A Standout Rosé
Elin McCoy's Wine of the Week
2010 Robert Oatley Rosé of Sangiovese
Region: Mudgee, New South Wales, Australia
Grape: 100 percent sangiovese
Alcohol: 12.8 percent
Serve with: As an aperitif, for sipping, or with spicy Chinese dishes
June has become the unofficial beginning of rosé drinking season. Each year I wonder whether the drink-pink trend will start slowing, but, no, it just keeps growing. The reason is wines like this dry, pale pink 2010 Robert Oatley Rosé of Sangiovese, with its bright fruit aromas, fresh strawberry-rhubarb-watermelon flavors, and crisp, savory finish. It’s a wine for sipping on the deck or patio, with or without food, a wine that makes you crave another glass.
I’ve never thought sangiovese, the Italian grape used to make chianti and Brunello di Montalcino, produced memorable rosés, nor that the varietal was a particular success in Australia, so I was quite surprised by this wine’s elegance and character.
Rosé, of course, can be made from any red grape. After pressing, the juice is separated from the grape skins, a process called saignée. Since contact with the skins produces color, the rosé remains pale pink.
Robert Oatley Vineyards is named for its Aussie owner, whose family made Rosemount Estate one of the most popular Australian brands. Its chardonnay defined a style and introduced many a drinker to that country’s wines.
Oatley sold Rosemount a decade ago and now owns about 1,300 acres of vineyards in Mudgee, about 160 miles northwest of Sydney. One of the country’s highest wine regions, it was planted with grapes 150 years ago. On Oatley’s estate are the country’s first sangiovese vines.
The vineyards are in the scenic foothills of the Blue Mountains, which shelter the grapes from coastal rains. The long, cool, but sunny ripening season, the rocky volcanic soils and the 1,500-foot elevation all preserve acidity in the grapes — and give the resulting wines their freshness.
The popularity of rosé has, sadly, inspired dozens of wineries to jump on the bandwagon, and many are producing boring new bottlings.

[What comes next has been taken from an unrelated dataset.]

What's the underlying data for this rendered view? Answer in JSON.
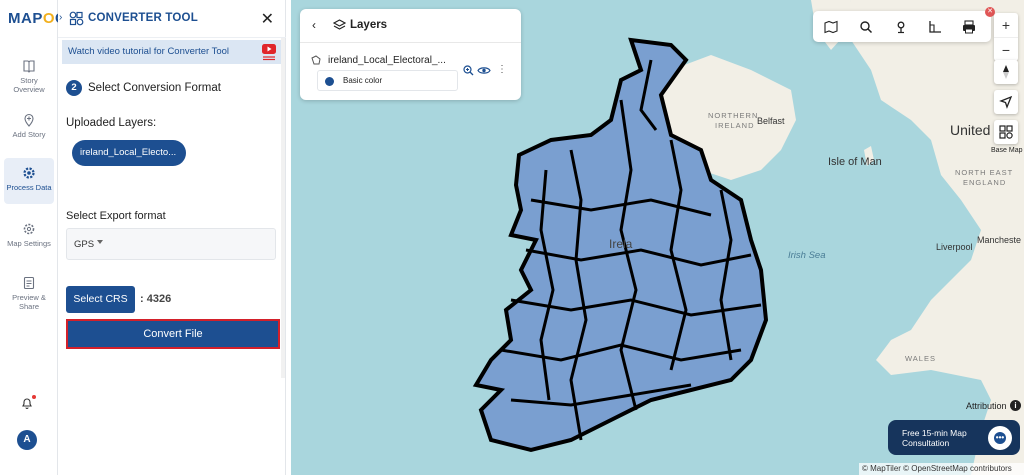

Which make this one seem even more of a standout.
Zester Daily contributor Elin McCoy is a wine and spirits columnist and author of “The Emperor of Wine: The Rise of Robert M. Parker, Jr. and the Reign of American Taste.”